Past behaviour is often considered to be the most accurate predictor of future success. For this reason, news of both appointments have been met with indifference by many fans of the two clubs. I’ll put my neck on the line and suggest that Pardew will prove an initial success, suffer long winless runs, return briefly to winning ways, before a run of defeats eventually leads to his departure. The 56-year-old has experienced similar spells at previous clubs West Ham, Newcastle and Crystal Palace. Allardyce meanwhile, will begin by telling everyone about the size of the task at hand, but will avoid relegation with some ease considering the strength of the squad. He will then fail to lead the club to the heights its owners aspire.
By preparing the ground for Allardyce to join the club, Everton’s board have again overlooked the merits of younger, more promising contenders such as Eddie Howe and Sean Dyche. Despite finishing in the top half of the league last year, West Brom would have struggled to entice either manager. However, they too failed to think outside the box. The club should perhaps have more closely considered the merits of appointing a candidate such as Chris Wilder, who has earned promotions with Northampton Town and Sheffield United in consecutive years.
The reticence of clubs to risk their Premier League status by employing a slightly more left field choice is understandable. However, it can pay dividends. Marco Silva was largely unknown in Britain before he nearly performed a miracle by keeping Hull in the top division last season. Similarly, Nuno Espirito Santo was unheralded on these shores before taking over at Wolves. He has now led the Midlands club to the top of the Championship.

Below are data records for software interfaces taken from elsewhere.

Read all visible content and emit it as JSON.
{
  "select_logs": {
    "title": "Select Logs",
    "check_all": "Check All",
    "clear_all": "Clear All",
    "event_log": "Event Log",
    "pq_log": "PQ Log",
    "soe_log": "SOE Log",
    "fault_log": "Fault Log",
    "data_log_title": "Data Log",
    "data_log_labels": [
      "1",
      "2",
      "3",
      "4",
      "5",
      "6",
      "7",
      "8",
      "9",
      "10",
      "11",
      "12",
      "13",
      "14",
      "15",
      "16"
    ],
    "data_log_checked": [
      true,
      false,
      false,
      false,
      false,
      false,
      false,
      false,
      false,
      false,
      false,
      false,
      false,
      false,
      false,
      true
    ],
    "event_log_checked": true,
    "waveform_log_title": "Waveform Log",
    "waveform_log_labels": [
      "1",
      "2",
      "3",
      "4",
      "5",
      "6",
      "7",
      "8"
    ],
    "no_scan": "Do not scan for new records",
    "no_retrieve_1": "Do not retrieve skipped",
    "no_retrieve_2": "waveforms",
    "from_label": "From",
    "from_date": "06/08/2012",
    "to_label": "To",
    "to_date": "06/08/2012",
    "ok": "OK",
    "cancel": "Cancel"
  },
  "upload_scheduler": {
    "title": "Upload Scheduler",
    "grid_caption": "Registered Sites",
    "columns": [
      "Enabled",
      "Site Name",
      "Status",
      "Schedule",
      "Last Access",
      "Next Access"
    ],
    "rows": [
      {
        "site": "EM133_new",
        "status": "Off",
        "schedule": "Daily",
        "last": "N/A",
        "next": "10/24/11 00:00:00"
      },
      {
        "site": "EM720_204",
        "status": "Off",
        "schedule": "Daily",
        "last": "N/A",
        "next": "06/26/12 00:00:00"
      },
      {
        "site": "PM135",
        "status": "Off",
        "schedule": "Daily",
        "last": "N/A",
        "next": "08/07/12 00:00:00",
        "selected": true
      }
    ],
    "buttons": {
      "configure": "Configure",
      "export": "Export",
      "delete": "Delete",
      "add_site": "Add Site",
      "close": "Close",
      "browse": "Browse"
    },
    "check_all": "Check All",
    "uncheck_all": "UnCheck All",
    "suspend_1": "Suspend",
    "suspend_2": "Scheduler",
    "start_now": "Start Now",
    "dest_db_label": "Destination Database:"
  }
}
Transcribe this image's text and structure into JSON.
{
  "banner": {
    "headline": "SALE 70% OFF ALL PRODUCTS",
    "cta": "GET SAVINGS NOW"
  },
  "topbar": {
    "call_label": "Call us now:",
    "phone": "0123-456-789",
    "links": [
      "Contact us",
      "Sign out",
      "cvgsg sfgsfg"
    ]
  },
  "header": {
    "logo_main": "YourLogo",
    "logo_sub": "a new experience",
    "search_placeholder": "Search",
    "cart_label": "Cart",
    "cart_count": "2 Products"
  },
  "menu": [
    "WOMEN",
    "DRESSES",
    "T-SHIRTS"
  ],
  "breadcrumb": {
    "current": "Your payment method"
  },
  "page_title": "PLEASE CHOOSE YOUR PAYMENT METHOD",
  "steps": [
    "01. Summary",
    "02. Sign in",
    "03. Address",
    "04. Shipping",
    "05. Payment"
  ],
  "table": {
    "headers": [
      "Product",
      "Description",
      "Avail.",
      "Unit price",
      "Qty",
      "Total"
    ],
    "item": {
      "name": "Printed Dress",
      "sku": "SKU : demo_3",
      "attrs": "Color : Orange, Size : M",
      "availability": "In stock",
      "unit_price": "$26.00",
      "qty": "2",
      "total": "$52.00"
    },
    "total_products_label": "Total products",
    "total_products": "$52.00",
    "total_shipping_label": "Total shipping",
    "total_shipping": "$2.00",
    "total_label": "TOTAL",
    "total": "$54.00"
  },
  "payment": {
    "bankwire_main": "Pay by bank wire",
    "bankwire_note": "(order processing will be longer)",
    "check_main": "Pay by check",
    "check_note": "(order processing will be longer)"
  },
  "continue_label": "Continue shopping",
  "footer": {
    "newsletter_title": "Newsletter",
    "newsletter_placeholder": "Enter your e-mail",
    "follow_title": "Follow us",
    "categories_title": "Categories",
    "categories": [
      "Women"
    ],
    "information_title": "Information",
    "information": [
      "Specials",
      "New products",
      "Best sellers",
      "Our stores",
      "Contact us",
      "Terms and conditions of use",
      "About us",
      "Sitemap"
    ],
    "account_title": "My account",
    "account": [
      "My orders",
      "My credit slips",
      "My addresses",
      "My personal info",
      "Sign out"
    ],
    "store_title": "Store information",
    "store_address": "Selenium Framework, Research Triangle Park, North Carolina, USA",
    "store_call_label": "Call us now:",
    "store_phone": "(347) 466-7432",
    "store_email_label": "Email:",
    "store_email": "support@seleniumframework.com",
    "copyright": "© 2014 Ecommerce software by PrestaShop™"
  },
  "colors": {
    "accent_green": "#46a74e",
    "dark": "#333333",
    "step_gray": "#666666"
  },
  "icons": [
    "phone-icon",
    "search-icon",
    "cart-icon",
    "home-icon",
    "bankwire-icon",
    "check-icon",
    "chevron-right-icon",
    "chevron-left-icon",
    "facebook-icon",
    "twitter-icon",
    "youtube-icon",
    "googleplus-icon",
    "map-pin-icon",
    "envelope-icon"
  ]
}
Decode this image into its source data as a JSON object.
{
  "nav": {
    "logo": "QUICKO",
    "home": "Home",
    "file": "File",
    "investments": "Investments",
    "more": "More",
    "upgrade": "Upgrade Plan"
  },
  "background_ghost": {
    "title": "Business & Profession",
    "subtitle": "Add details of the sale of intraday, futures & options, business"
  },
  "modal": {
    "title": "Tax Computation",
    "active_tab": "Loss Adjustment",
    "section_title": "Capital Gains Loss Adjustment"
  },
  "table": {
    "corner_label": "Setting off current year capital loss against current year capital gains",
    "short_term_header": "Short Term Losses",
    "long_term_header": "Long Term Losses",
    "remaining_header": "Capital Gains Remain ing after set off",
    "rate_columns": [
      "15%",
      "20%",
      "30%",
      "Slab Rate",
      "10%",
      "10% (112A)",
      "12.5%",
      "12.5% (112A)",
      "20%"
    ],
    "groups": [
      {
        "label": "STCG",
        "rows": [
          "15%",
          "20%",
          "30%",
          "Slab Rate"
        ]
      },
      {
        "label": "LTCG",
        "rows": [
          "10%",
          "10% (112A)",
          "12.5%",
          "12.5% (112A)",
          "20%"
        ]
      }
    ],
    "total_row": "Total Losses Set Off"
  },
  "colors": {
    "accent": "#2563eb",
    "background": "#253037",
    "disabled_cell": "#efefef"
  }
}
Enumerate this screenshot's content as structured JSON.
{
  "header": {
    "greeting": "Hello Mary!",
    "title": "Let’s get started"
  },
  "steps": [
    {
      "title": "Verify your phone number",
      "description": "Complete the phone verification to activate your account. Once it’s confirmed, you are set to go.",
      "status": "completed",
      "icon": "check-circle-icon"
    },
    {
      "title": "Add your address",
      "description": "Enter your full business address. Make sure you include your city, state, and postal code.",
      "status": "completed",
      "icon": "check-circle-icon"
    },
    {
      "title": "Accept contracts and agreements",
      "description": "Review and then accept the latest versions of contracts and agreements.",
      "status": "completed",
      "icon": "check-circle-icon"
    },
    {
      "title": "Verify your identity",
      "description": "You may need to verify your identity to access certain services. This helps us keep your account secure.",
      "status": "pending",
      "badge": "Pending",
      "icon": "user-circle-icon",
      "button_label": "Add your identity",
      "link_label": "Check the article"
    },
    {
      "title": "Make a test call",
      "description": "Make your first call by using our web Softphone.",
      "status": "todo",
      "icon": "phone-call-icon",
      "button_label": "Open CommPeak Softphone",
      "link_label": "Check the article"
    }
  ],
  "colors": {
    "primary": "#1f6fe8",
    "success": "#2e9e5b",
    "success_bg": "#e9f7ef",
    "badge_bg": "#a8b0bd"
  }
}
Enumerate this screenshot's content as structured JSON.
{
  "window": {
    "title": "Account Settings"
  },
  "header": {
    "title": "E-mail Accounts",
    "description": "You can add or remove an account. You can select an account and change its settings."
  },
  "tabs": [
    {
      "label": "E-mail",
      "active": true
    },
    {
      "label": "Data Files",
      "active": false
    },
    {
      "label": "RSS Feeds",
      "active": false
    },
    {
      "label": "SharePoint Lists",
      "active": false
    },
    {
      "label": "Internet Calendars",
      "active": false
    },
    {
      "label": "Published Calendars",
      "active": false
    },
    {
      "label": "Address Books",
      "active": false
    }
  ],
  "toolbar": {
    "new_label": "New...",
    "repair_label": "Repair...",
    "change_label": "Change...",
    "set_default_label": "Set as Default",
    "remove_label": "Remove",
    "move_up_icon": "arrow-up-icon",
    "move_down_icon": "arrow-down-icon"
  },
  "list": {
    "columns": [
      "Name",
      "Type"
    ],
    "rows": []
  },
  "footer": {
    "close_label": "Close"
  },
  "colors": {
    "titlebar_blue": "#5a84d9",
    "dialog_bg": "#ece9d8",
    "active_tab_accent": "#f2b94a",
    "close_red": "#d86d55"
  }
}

Early in their careers Jose Mourinho and Jurgen Klopp proved their ability after gaining opportunities at elite clubs in their own domestic leagues. The board members of more Premier League clubs need to be willing to unearth a maverick of their own.